* _Activity_: Read the entries below and pull out each line with the string "time".

(Interface dataset entries)
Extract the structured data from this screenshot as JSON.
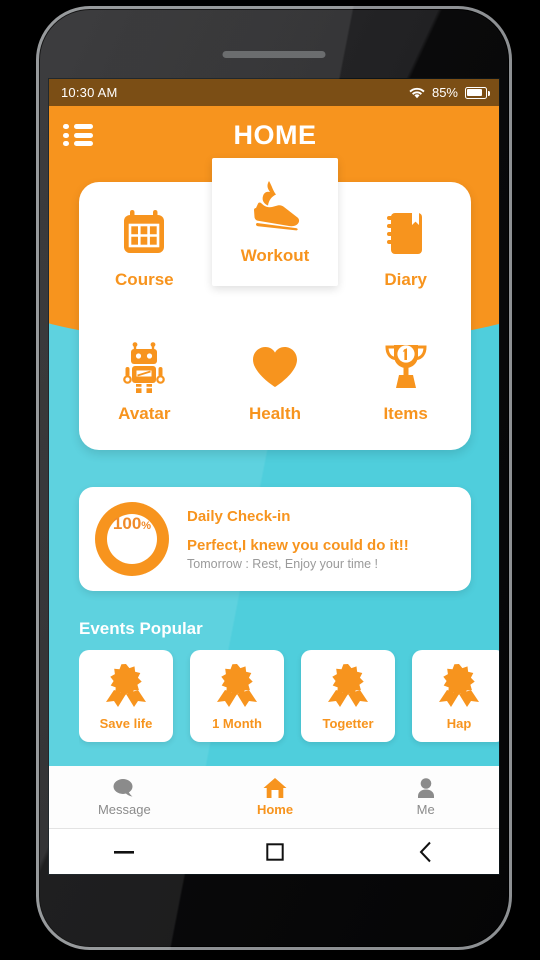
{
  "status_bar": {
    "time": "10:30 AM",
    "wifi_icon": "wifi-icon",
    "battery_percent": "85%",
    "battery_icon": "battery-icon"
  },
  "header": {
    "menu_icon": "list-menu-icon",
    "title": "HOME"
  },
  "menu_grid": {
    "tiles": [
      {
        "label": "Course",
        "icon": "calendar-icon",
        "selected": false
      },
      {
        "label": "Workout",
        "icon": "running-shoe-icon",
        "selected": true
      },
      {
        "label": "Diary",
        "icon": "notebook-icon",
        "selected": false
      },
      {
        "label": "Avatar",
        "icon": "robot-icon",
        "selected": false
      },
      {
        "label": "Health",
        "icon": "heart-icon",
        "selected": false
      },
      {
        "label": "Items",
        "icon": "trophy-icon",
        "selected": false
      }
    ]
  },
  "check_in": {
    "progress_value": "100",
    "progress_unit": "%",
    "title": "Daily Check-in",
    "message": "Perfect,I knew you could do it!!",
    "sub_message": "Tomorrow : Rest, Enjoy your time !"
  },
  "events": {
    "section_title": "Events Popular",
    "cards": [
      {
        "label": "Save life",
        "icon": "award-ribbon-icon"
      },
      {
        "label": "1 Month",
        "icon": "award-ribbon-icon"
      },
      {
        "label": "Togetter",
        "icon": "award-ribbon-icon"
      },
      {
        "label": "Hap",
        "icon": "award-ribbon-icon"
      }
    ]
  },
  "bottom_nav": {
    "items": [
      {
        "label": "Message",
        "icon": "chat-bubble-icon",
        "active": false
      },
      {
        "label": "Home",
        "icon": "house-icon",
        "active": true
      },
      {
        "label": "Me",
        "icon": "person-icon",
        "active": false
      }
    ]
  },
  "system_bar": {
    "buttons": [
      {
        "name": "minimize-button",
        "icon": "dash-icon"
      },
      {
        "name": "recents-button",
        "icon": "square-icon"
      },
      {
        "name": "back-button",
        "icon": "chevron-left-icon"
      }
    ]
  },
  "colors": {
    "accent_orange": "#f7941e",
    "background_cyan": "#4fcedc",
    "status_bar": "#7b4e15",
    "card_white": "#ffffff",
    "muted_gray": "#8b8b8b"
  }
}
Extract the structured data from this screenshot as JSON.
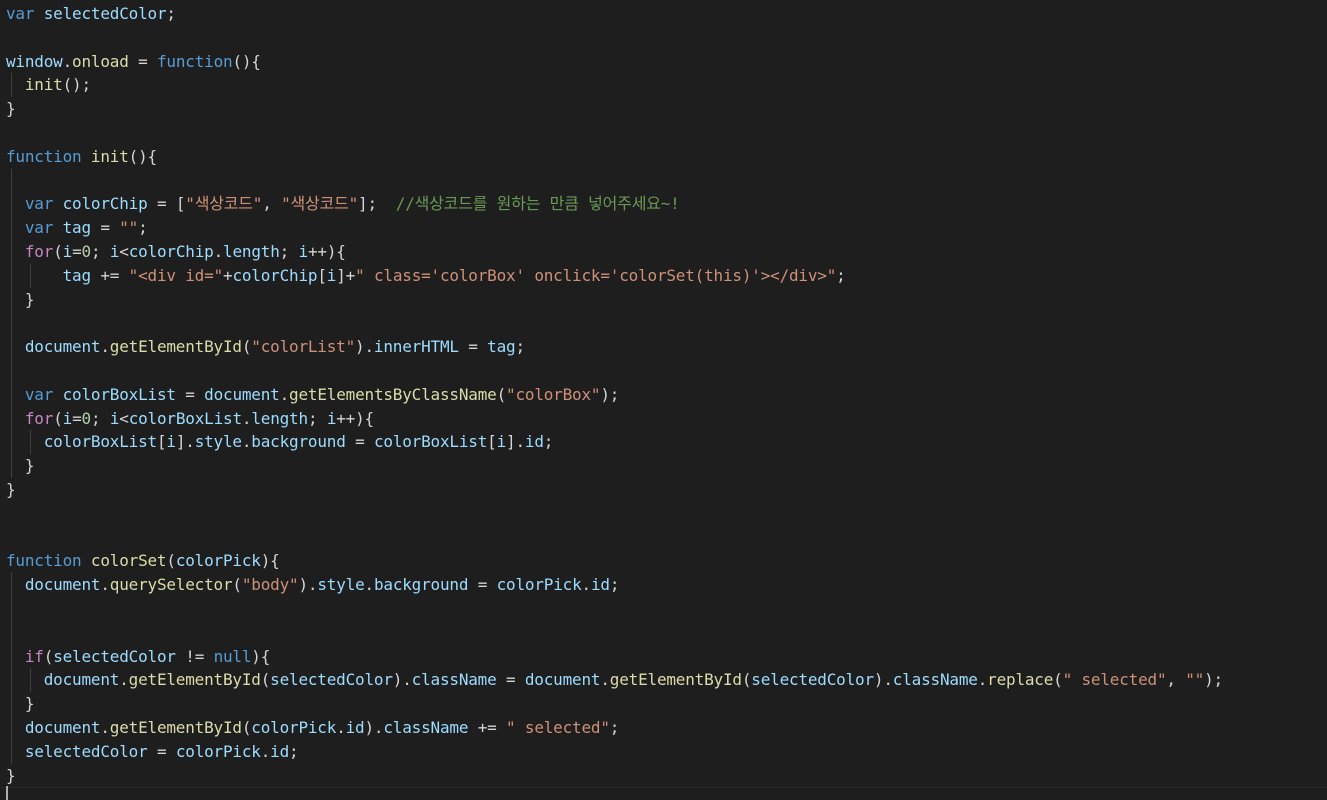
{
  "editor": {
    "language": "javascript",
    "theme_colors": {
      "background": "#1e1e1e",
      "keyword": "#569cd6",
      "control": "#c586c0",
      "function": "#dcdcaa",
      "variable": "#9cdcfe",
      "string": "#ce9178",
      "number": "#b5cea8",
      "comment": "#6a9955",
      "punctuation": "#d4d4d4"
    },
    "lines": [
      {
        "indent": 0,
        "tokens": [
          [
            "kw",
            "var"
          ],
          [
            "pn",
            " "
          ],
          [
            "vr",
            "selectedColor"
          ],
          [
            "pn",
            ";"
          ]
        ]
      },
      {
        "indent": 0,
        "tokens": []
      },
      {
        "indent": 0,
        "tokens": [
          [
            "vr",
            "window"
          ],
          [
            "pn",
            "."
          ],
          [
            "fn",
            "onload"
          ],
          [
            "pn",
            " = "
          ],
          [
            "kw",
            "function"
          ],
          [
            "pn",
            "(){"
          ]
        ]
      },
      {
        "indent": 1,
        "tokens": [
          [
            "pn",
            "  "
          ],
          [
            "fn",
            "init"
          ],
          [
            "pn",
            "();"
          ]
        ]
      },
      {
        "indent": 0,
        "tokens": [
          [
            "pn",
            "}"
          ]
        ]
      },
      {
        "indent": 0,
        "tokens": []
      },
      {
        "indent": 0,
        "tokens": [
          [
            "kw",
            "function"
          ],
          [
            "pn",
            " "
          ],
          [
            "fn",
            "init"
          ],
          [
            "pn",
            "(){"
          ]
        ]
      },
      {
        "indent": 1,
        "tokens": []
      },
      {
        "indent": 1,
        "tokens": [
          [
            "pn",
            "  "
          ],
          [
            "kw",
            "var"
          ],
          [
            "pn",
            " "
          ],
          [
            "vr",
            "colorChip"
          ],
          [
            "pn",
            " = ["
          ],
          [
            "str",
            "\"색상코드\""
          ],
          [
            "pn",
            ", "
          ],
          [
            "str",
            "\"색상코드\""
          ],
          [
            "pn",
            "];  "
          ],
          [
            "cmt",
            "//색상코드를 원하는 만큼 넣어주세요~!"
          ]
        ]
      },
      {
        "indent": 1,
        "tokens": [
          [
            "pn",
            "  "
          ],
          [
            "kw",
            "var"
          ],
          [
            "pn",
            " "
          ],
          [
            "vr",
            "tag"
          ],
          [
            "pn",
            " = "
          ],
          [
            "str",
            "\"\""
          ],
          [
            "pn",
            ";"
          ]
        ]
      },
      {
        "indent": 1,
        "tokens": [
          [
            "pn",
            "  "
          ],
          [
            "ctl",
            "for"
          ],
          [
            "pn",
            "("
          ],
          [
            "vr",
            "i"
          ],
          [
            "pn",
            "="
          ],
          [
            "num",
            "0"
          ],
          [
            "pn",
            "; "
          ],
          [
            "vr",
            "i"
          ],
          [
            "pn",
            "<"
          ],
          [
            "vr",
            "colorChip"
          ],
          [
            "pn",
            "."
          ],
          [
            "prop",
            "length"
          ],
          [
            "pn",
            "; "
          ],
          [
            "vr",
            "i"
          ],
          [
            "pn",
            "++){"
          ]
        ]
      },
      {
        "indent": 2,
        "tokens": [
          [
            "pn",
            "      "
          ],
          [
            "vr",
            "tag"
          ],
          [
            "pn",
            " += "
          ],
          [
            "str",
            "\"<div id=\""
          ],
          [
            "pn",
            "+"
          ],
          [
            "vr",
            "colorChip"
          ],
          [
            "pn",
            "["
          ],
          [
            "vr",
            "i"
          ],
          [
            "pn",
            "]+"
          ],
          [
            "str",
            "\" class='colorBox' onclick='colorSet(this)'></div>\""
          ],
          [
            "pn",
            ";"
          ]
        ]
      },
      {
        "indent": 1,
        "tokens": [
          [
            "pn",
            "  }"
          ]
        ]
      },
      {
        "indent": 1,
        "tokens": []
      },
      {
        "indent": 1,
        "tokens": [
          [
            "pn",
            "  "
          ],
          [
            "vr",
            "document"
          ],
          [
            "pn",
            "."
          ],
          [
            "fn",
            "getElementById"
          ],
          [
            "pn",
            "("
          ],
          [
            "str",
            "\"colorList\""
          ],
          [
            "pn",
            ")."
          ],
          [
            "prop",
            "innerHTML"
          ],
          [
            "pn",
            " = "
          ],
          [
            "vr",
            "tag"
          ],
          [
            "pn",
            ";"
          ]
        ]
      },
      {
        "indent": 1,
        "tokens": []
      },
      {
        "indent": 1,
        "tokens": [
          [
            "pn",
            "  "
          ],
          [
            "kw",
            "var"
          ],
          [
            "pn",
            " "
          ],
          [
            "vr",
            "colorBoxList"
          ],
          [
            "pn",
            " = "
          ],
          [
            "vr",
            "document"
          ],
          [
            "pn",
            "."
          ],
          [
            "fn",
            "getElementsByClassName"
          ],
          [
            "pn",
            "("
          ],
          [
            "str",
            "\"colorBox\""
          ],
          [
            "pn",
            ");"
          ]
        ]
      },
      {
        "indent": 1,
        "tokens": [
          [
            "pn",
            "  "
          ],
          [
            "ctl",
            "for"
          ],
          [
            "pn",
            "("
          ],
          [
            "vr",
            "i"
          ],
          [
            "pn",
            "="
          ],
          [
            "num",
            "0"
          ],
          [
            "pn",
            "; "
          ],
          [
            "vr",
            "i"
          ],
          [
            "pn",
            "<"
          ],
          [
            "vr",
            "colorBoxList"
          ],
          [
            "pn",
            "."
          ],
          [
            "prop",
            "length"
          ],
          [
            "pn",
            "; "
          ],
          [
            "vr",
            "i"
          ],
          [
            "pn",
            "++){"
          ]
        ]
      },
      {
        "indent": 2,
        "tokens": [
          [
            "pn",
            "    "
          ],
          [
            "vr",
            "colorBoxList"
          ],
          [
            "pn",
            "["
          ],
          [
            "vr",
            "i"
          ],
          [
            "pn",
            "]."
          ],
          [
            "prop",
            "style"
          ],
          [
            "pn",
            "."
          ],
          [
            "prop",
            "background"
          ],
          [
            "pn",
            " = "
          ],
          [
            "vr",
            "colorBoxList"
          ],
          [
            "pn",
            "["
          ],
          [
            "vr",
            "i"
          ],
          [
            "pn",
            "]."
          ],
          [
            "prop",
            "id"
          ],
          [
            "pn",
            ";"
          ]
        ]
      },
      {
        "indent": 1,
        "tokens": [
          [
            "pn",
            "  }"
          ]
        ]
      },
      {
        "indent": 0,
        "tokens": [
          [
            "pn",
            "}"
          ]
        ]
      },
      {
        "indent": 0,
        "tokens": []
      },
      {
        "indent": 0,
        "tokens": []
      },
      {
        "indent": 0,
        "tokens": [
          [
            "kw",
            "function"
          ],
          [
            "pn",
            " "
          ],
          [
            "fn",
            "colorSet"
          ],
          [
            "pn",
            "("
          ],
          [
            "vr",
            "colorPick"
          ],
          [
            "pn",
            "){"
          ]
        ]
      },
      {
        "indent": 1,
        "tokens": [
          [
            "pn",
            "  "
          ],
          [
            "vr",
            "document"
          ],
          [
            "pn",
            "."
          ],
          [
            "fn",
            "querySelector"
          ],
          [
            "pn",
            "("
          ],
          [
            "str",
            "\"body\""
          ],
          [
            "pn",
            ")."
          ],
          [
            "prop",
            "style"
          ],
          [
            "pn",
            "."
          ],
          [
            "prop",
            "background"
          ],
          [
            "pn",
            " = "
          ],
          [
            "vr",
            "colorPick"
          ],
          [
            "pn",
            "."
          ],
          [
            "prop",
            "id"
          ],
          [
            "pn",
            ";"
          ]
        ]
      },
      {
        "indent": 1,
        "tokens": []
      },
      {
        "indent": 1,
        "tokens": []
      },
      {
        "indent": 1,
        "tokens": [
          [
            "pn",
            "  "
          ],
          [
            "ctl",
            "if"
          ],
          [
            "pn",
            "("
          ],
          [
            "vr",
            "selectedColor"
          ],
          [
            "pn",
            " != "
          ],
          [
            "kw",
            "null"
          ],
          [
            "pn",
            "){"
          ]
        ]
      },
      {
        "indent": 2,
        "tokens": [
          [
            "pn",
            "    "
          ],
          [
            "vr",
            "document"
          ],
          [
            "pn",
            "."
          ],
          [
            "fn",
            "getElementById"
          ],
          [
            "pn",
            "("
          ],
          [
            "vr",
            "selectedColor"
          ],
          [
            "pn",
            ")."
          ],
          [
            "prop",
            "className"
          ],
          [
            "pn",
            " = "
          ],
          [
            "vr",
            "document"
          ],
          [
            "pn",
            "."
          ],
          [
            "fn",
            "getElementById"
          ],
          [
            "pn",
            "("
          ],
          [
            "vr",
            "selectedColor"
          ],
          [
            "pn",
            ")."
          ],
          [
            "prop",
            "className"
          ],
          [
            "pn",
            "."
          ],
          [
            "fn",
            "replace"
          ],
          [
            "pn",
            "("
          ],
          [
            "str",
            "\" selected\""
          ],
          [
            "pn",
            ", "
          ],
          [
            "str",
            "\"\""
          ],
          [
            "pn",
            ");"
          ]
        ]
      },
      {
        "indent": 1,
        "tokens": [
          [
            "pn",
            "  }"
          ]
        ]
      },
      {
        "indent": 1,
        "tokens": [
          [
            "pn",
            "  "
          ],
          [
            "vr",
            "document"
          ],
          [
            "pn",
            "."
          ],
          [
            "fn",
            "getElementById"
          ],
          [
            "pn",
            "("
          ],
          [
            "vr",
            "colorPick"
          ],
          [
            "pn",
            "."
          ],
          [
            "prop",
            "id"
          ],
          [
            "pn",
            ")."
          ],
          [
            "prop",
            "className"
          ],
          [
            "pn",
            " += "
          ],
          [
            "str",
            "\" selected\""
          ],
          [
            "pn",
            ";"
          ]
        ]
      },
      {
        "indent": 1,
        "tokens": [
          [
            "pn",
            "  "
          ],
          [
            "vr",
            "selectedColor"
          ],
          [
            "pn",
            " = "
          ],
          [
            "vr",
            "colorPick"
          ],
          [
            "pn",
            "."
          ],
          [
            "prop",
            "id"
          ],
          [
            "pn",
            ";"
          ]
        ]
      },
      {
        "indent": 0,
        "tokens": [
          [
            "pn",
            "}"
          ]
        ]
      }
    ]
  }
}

* _Answer to this task_:
    "time": "10:30 AM",
    "sub_message": "Tomorrow : Rest, Enjoy your time !"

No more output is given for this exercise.